(Element data from apps and pages)
Segment Open
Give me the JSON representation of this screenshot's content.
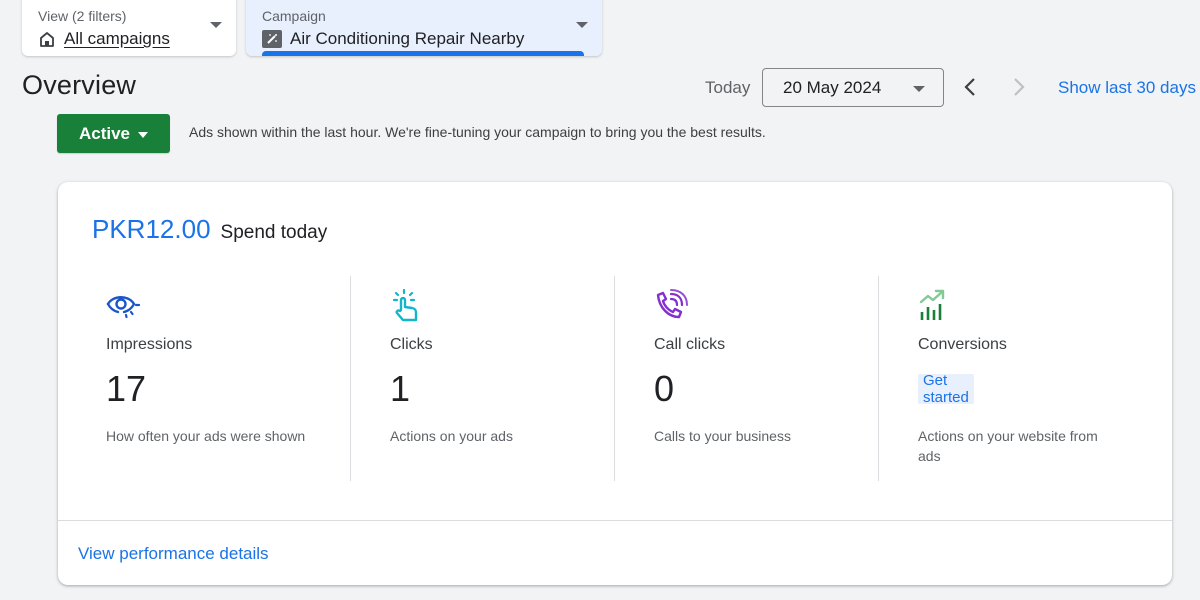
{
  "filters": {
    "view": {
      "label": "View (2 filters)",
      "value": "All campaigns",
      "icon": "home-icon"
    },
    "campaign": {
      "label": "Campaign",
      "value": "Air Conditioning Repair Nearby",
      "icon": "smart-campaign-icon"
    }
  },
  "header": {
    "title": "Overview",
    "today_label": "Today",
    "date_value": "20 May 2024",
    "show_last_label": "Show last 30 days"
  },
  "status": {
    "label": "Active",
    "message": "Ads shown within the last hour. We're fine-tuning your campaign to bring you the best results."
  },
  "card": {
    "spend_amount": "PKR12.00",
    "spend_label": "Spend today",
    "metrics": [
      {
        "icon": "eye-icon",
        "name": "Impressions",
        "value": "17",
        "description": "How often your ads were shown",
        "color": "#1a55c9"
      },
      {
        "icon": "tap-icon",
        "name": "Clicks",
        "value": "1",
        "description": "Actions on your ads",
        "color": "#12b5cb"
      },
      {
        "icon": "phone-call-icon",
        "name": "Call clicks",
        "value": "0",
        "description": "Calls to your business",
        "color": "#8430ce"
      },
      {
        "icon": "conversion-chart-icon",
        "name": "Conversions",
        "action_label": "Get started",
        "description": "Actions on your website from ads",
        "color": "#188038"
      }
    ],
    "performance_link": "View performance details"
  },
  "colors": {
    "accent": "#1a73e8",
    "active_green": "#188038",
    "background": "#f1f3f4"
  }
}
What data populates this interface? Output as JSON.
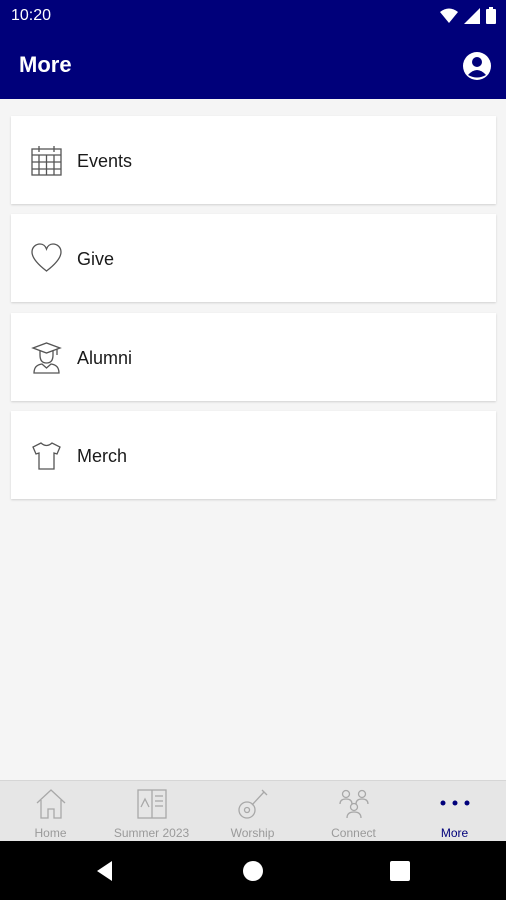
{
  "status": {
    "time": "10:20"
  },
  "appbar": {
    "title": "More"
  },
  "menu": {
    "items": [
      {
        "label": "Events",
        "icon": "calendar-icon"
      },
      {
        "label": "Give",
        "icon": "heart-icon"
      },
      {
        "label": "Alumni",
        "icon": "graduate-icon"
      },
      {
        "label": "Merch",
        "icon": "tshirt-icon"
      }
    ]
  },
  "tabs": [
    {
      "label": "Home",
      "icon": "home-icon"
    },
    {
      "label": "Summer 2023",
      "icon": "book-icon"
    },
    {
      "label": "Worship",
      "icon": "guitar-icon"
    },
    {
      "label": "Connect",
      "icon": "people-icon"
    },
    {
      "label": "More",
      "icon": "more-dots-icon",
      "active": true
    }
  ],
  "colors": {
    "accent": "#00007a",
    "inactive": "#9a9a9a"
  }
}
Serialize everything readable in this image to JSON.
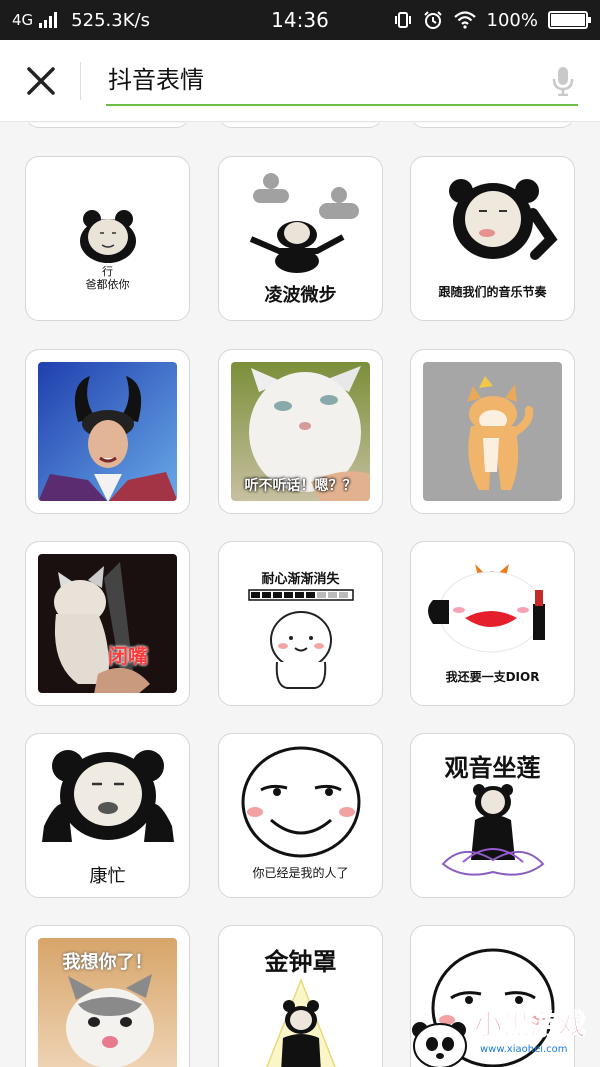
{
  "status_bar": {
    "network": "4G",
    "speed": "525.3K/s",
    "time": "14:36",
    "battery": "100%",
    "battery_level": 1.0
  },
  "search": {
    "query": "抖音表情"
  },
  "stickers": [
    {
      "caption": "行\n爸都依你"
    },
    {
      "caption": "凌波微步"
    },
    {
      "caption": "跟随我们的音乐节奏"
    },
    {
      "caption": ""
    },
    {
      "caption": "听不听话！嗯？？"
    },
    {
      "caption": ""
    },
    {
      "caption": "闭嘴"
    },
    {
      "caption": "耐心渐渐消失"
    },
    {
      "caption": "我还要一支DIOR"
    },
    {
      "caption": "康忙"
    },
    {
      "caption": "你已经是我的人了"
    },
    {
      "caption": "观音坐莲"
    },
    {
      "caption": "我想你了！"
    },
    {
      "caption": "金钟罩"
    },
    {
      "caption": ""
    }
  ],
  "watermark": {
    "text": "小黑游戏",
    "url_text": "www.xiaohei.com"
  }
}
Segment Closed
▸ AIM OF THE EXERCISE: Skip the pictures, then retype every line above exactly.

▸ ANSWER BOX:
Give me the JSON representation of this screenshot's content.
{
  "filters": {
    "view": {
      "label": "View (2 filters)",
      "value": "All campaigns",
      "icon": "home-icon"
    },
    "campaign": {
      "label": "Campaign",
      "value": "Air Conditioning Repair Nearby",
      "icon": "smart-campaign-icon"
    }
  },
  "header": {
    "title": "Overview",
    "today_label": "Today",
    "date_value": "20 May 2024",
    "show_last_label": "Show last 30 days"
  },
  "status": {
    "label": "Active",
    "message": "Ads shown within the last hour. We're fine-tuning your campaign to bring you the best results."
  },
  "card": {
    "spend_amount": "PKR12.00",
    "spend_label": "Spend today",
    "metrics": [
      {
        "icon": "eye-icon",
        "name": "Impressions",
        "value": "17",
        "description": "How often your ads were shown",
        "color": "#1a55c9"
      },
      {
        "icon": "tap-icon",
        "name": "Clicks",
        "value": "1",
        "description": "Actions on your ads",
        "color": "#12b5cb"
      },
      {
        "icon": "phone-call-icon",
        "name": "Call clicks",
        "value": "0",
        "description": "Calls to your business",
        "color": "#8430ce"
      },
      {
        "icon": "conversion-chart-icon",
        "name": "Conversions",
        "action_label": "Get started",
        "description": "Actions on your website from ads",
        "color": "#188038"
      }
    ],
    "performance_link": "View performance details"
  },
  "colors": {
    "accent": "#1a73e8",
    "active_green": "#188038",
    "background": "#f1f3f4"
  }
}
What data populates this interface? Output as JSON.
{
  "status": {
    "time": "10:20"
  },
  "appbar": {
    "title": "More"
  },
  "menu": {
    "items": [
      {
        "label": "Events",
        "icon": "calendar-icon"
      },
      {
        "label": "Give",
        "icon": "heart-icon"
      },
      {
        "label": "Alumni",
        "icon": "graduate-icon"
      },
      {
        "label": "Merch",
        "icon": "tshirt-icon"
      }
    ]
  },
  "tabs": [
    {
      "label": "Home",
      "icon": "home-icon"
    },
    {
      "label": "Summer 2023",
      "icon": "book-icon"
    },
    {
      "label": "Worship",
      "icon": "guitar-icon"
    },
    {
      "label": "Connect",
      "icon": "people-icon"
    },
    {
      "label": "More",
      "icon": "more-dots-icon",
      "active": true
    }
  ],
  "colors": {
    "accent": "#00007a",
    "inactive": "#9a9a9a"
  }
}
Serialize everything readable in this image to JSON.
{
  "status_bar": {
    "network": "4G",
    "speed": "525.3K/s",
    "time": "14:36",
    "battery": "100%",
    "battery_level": 1.0
  },
  "search": {
    "query": "抖音表情"
  },
  "stickers": [
    {
      "caption": "行\n爸都依你"
    },
    {
      "caption": "凌波微步"
    },
    {
      "caption": "跟随我们的音乐节奏"
    },
    {
      "caption": ""
    },
    {
      "caption": "听不听话！嗯？？"
    },
    {
      "caption": ""
    },
    {
      "caption": "闭嘴"
    },
    {
      "caption": "耐心渐渐消失"
    },
    {
      "caption": "我还要一支DIOR"
    },
    {
      "caption": "康忙"
    },
    {
      "caption": "你已经是我的人了"
    },
    {
      "caption": "观音坐莲"
    },
    {
      "caption": "我想你了！"
    },
    {
      "caption": "金钟罩"
    },
    {
      "caption": ""
    }
  ],
  "watermark": {
    "text": "小黑游戏",
    "url_text": "www.xiaohei.com"
  }
}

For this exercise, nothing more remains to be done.